Court allows prosecutors to take dental impressions from LAPD detective accused of murder
A Los Angeles Court commissioner signed an order today that will allow police to seek photographs and dental impressions from an LAPD detective accused in the 1986 killing of her ex-boyfriend's wife.
LAPD Detective Stephanie Lazarus was linked to the decades-old slaying of nursing director Sherri Rae Rasmussen through DNA taken from a bite mark on the victim's left forearm. Rasumussen was found beaten and fatally shot in her Van Nuys condominium.
Court Commissioner Henry J. Hall agreed with prosecutors who argued that allowing Lazarus to submit to testing for bite impressions was "minimally intrusive" and could potentially provide strong exculpatory evidence.
The order allows prosecutors to seek a dental exam in which they would collect photographs, impressions and a bite exemplar for testing and comparison. The bite mark on the victim's left inner forearm was photographed, swabbed and cast at the time of her murder.
The tooth impressions would be compared to the cast, prosecutors said.
Defense Attorney Mark Overland unsuccessfully argued that seeking a bite mark was invasive and that the evidence was not reliable due to physiological changes in Lazarus' teeth. Hall said the strength of the evidence would be determined by "the triers of fact."
"It may be tremendously valuable or it may not," Hall said. "It's one of those things if you ask for, you may not be happy with the results."
Lazarus, 49, could face the death penalty because prosecutors alleged a special circumstance in the case: that she killed Rasmussen during a burglary.
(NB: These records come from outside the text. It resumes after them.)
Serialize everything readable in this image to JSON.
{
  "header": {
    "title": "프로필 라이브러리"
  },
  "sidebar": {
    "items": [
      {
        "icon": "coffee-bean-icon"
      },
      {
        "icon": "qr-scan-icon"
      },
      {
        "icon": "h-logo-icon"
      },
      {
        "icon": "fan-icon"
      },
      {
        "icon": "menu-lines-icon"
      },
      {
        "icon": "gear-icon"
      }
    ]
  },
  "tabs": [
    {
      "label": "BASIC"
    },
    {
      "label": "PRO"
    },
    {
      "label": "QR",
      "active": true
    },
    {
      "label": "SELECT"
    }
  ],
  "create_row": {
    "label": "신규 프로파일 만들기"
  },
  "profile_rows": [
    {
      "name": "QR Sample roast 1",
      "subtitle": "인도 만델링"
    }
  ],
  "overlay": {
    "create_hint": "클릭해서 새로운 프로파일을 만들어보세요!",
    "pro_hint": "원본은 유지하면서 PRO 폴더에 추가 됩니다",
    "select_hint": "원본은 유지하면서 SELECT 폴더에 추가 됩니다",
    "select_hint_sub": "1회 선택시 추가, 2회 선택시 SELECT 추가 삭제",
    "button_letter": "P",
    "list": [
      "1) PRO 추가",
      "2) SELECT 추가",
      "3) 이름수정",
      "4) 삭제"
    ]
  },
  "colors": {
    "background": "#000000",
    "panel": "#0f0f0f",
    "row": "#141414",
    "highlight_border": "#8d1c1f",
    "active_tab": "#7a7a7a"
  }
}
A decision by prosecutors to seek the death penalty would be made at a later date.
Sherri Rasmussen was an accomplished nursing director at Glendale Adventist Hospital. On Feb. 24, 1986, her husband, John Ruetten, returned to their Van Nuys condominium to discover his wife's badly beaten body on the living room floor. She had been shot several times and her car had been stolen. The couple had been married for three months.
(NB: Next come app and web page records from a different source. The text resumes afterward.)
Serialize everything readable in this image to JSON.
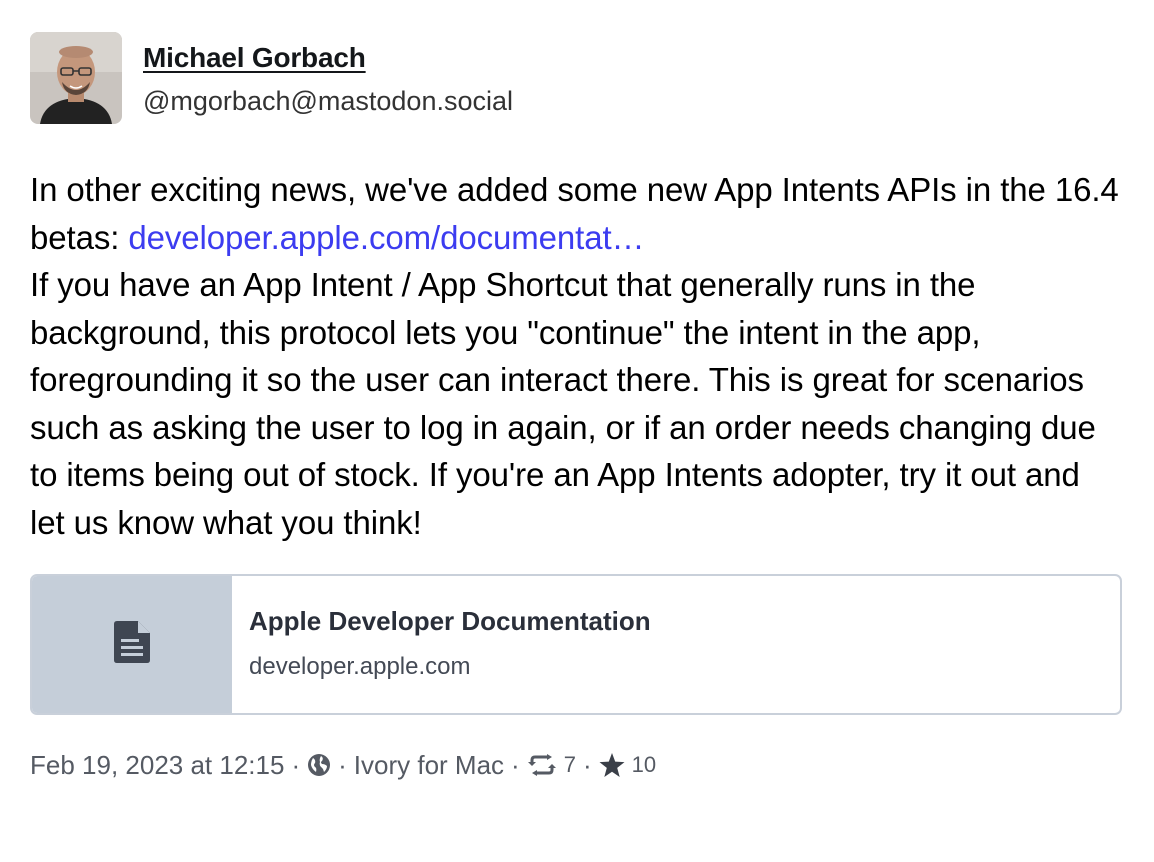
{
  "author": {
    "display_name": "Michael Gorbach",
    "handle": "@mgorbach@mastodon.social"
  },
  "post": {
    "line1_text": "In other exciting news, we've added some new App Intents APIs in the 16.4 betas: ",
    "link_text": "developer.apple.com/documentat…",
    "body": "If you have an App Intent / App Shortcut that generally runs in the background, this protocol lets you \"continue\" the intent in the app, foregrounding it so the user can interact there. This is great for scenarios such as asking the user to log in again, or if an order needs changing due to items being out of stock. If you're an App Intents adopter, try it out and let us know what you think!"
  },
  "link_card": {
    "title": "Apple Developer Documentation",
    "domain": "developer.apple.com",
    "icon": "document-icon"
  },
  "meta": {
    "timestamp": "Feb 19, 2023 at 12:15",
    "separator": "·",
    "visibility_icon": "globe-icon",
    "client": "Ivory for Mac",
    "boosts": "7",
    "favorites": "10"
  },
  "colors": {
    "link": "#3c3cf0",
    "card_thumb_bg": "#c5ced9",
    "card_border": "#c9d0da",
    "meta_text": "#555a63"
  }
}
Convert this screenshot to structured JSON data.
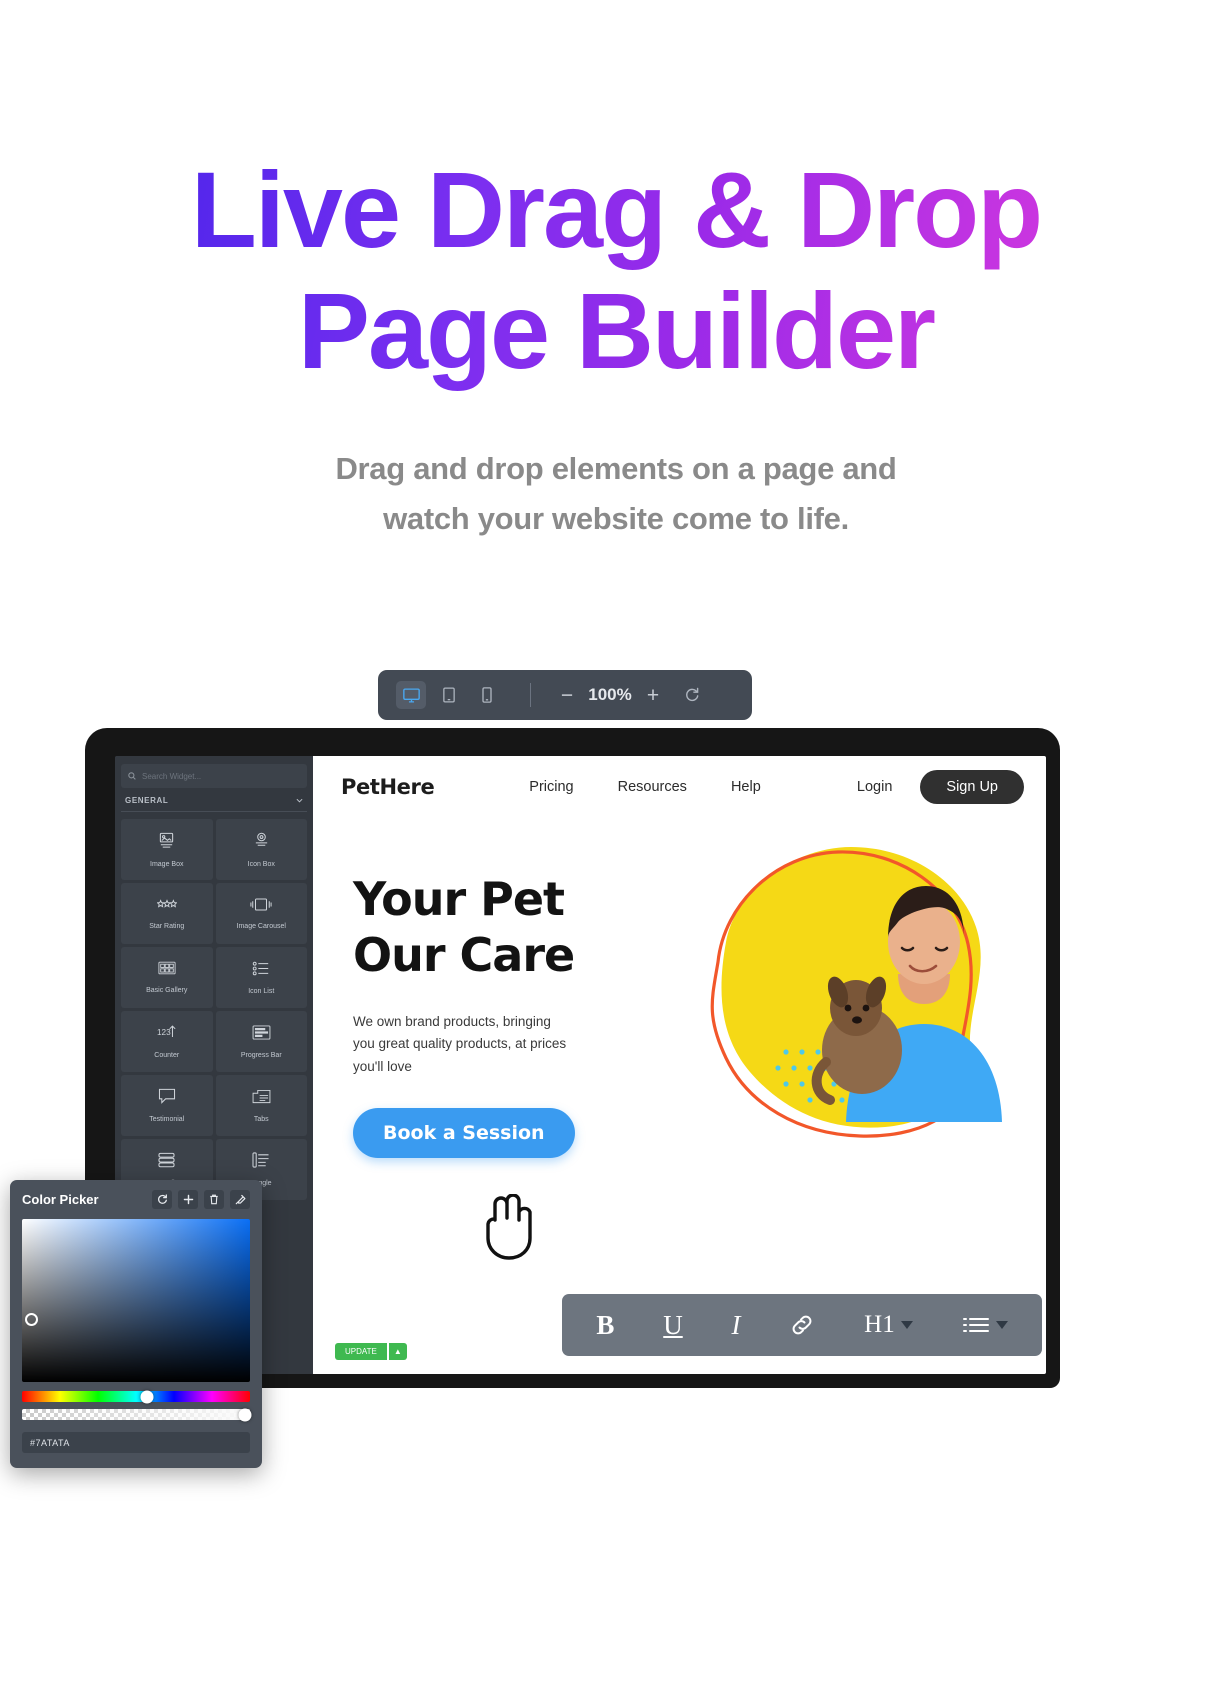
{
  "hero": {
    "title_line1": "Live Drag & Drop",
    "title_line2": "Page Builder",
    "subtitle_line1": "Drag and drop elements on a page and",
    "subtitle_line2": "watch your website come to life.",
    "gradient_start": "#3a21e8",
    "gradient_end": "#e93ddb",
    "subtitle_color": "#8a8a8a"
  },
  "toolbar": {
    "devices": [
      {
        "name": "desktop",
        "icon": "monitor-icon",
        "active": true
      },
      {
        "name": "tablet",
        "icon": "tablet-icon",
        "active": false
      },
      {
        "name": "mobile",
        "icon": "mobile-icon",
        "active": false
      }
    ],
    "zoom_out_label": "−",
    "zoom_value": "100%",
    "zoom_in_label": "+",
    "reload_icon": "reload-icon",
    "background": "#434a54",
    "active_color": "#4aa8f0"
  },
  "sidebar": {
    "search_placeholder": "Search Widget...",
    "category_label": "GENERAL",
    "widgets": [
      {
        "label": "Image Box",
        "icon": "image-box-icon"
      },
      {
        "label": "Icon Box",
        "icon": "icon-box-icon"
      },
      {
        "label": "Star Rating",
        "icon": "star-rating-icon"
      },
      {
        "label": "Image Carousel",
        "icon": "image-carousel-icon"
      },
      {
        "label": "Basic Gallery",
        "icon": "basic-gallery-icon"
      },
      {
        "label": "Icon List",
        "icon": "icon-list-icon"
      },
      {
        "label": "Counter",
        "icon": "counter-icon"
      },
      {
        "label": "Progress Bar",
        "icon": "progress-bar-icon"
      },
      {
        "label": "Testimonial",
        "icon": "testimonial-icon"
      },
      {
        "label": "Tabs",
        "icon": "tabs-icon"
      },
      {
        "label": "Accordion",
        "icon": "accordion-icon"
      },
      {
        "label": "Toggle",
        "icon": "toggle-icon"
      }
    ],
    "publish_label": "UPDATE",
    "publish_caret": "▲"
  },
  "preview": {
    "logo": "PetHere",
    "nav_links": [
      "Pricing",
      "Resources",
      "Help"
    ],
    "login_label": "Login",
    "signup_label": "Sign Up",
    "heading_line1": "Your Pet",
    "heading_line2": "Our Care",
    "paragraph": "We own brand products, bringing you great quality products, at prices you'll love",
    "cta_label": "Book a Session",
    "cta_color": "#3a9bf0",
    "blob_color": "#f5d916",
    "outline_color": "#f2572a",
    "dots_color": "#4ec9e8",
    "cursor_icon": "hand-cursor-icon"
  },
  "rich_text_toolbar": {
    "items": [
      {
        "label": "B",
        "name": "bold-button"
      },
      {
        "label": "U",
        "name": "underline-button"
      },
      {
        "label": "I",
        "name": "italic-button"
      },
      {
        "label": "🔗",
        "name": "link-button"
      },
      {
        "label": "H1",
        "name": "heading-dropdown"
      },
      {
        "label": "☰",
        "name": "list-dropdown"
      }
    ],
    "background": "#6d757f"
  },
  "color_picker": {
    "title": "Color Picker",
    "actions": [
      {
        "name": "reset-icon",
        "glyph": "↺"
      },
      {
        "name": "add-icon",
        "glyph": "+"
      },
      {
        "name": "delete-icon",
        "glyph": "🗑"
      },
      {
        "name": "eyedropper-icon",
        "glyph": "✒"
      }
    ],
    "hex_value": "#7ATATA",
    "hue_position_pct": 55,
    "alpha_position_pct": 100,
    "selected_color": "#0a6ff5"
  }
}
Days after the slaying, two men robbed a woman in the area at gunpoint. LAPD detectives pursued the theory that the same men had killed Rasmussen when she came upon them burglarizing her home. The lead detective in the case said that he never questioned Lazarus during the investigation and that when he retired in 1991 he still believed the victim had been killed during a burglary.
As part of an ongoing effort to solve thousands of old homicides, detectives revisited the case in February, testing blood or saliva samples from the crime scene thought to have been from the killer. DNA tests suggested that the attacker was a woman, contradicting the detectives' theory that she had been killed by a man.
An undercover officer followed Lazarus to a store, where he secretly recovered a plastic utensil or similar discarded item with her saliva, police sources say. The DNA extracted from the saliva matched the DNA evidence from the murder scene, police say.
-- Andrew Blankstein at L.A. Superior Court